    3. Sales matter. The number of sales made at the higher reference price will be taken into account. There should be evidence of “significant sales” at the higher reference price (significance will depend on the product and usual buying behaviours for that type of product) or that the reference price was a realistic selling price. Where only a small number of sales were made at the higher price, the reference price will not be deemed to be the usual selling price.
    4. Use the most recent established price at which the product was sold. Beware increasing the price for only a short period of time immediately before the promotion, as this will likely be viewed by the ASA as a misleading exaggeration.
    5. Use the usual price. Reference prices should be genuine and not artificially inflated or created. In particular, Rule 3.40 of the CAP Code prohibits the use of RRPs which differ significantly from the price at which a product is generally sold. RRPs should accurately reflect the price consumers will generally pay for the product across the market.

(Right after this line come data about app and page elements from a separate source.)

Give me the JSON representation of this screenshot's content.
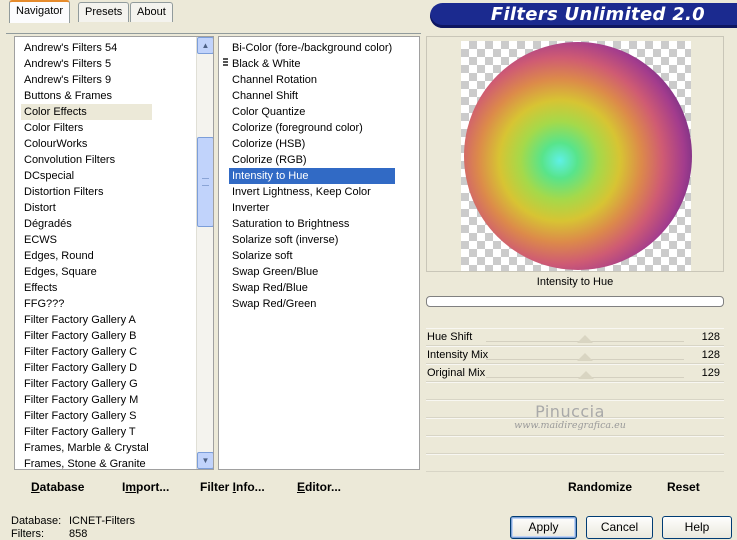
{
  "app": {
    "title": "Filters Unlimited 2.0"
  },
  "tabs": [
    {
      "label": "Navigator",
      "active": true
    },
    {
      "label": "Presets",
      "active": false
    },
    {
      "label": "About",
      "active": false
    }
  ],
  "categories": {
    "selected": "Color Effects",
    "items": [
      "Andrew's Filters 54",
      "Andrew's Filters 5",
      "Andrew's Filters 9",
      "Buttons & Frames",
      "Color Effects",
      "Color Filters",
      "ColourWorks",
      "Convolution Filters",
      "DCspecial",
      "Distortion Filters",
      "Distort",
      "Dégradés",
      "ECWS",
      "Edges, Round",
      "Edges, Square",
      "Effects",
      "FFG???",
      "Filter Factory Gallery A",
      "Filter Factory Gallery B",
      "Filter Factory Gallery C",
      "Filter Factory Gallery D",
      "Filter Factory Gallery G",
      "Filter Factory Gallery M",
      "Filter Factory Gallery S",
      "Filter Factory Gallery T",
      "Frames, Marble & Crystal",
      "Frames, Stone & Granite"
    ]
  },
  "filters": {
    "selected": "Intensity to Hue",
    "items": [
      "Bi-Color (fore-/background color)",
      "Black & White",
      "Channel Rotation",
      "Channel Shift",
      "Color Quantize",
      "Colorize (foreground color)",
      "Colorize (HSB)",
      "Colorize (RGB)",
      "Intensity to Hue",
      "Invert Lightness, Keep Color",
      "Inverter",
      "Saturation to Brightness",
      "Solarize soft (inverse)",
      "Solarize soft",
      "Swap Green/Blue",
      "Swap Red/Blue",
      "Swap Red/Green"
    ]
  },
  "preview": {
    "label": "Intensity to Hue"
  },
  "sliders": [
    {
      "label": "Hue Shift",
      "value": 128,
      "max": 255
    },
    {
      "label": "Intensity Mix",
      "value": 128,
      "max": 255
    },
    {
      "label": "Original Mix",
      "value": 129,
      "max": 255
    }
  ],
  "watermark": {
    "name": "Pinuccia",
    "url": "www.maidiregrafica.eu"
  },
  "toolbar": {
    "database": {
      "u": "D",
      "rest": "atabase"
    },
    "import": {
      "pre": "I",
      "u": "m",
      "rest": "port..."
    },
    "filter_info": {
      "pre": "Filter ",
      "u": "I",
      "rest": "nfo..."
    },
    "editor": {
      "u": "E",
      "rest": "ditor..."
    },
    "randomize": "Randomize",
    "reset": "Reset"
  },
  "info": {
    "database_key": "Database:",
    "database_value": "ICNET-Filters",
    "filters_key": "Filters:",
    "filters_value": "858"
  },
  "buttons": {
    "apply": "Apply",
    "cancel": "Cancel",
    "help": "Help"
  }
}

Why is this important?

The ASA’s succinct guidance serves as a helpful reminder of what is expected of businesses that use reference pricing in their marketing. It is important to consider the ASA’s key points and get this right from the outset; recent ASA decisions, such as the upheld complaint in respect of Zestify Media’s “was/now” reference pricing (see our previous Snapshot), demonstrate that businesses may fall foul of the rules, even where they had no intention to mislead consumers, if key pricing elements are not satisfied. 

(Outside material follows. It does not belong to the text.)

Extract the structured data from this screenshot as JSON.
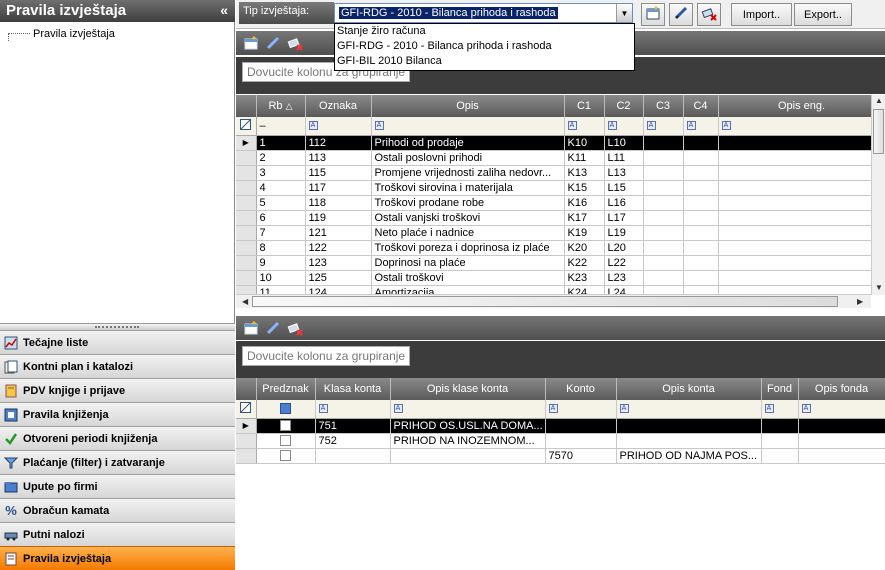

Any practical tips?

Businesses wanting to utilise reference promotions should ensure that they comply with the ASA’s five key points to ensure their pricing does not mislead consumers. Practical steps may include:

  • thinking about how the chosen sales channels may affect the promotion. For example, be sure to use the usual selling price on the website for website promotions and use a reference price charged across a majority of stores for store promotions. A reference price used online for a product previously only sold in stores is unlikely to be acceptable
  • track the length of time that promotional prices are used. Once the promotional price has been changed for longer than the reference price, it is likely to be considered the new reference price for the product
  • if there are not already “significant sales” of the product at the reference price, think realistically about the chance of sales at that price before using it
  • avoid increasing product prices immediately before the promotion – you could be misleadingly exaggerating the saving
  • base RRPs on the usual price at which the product is sold in the market. It will not be enough to say that the RRP was recommended by a manufacturer and RRPs cannot be objectively used where there is only one product on the market.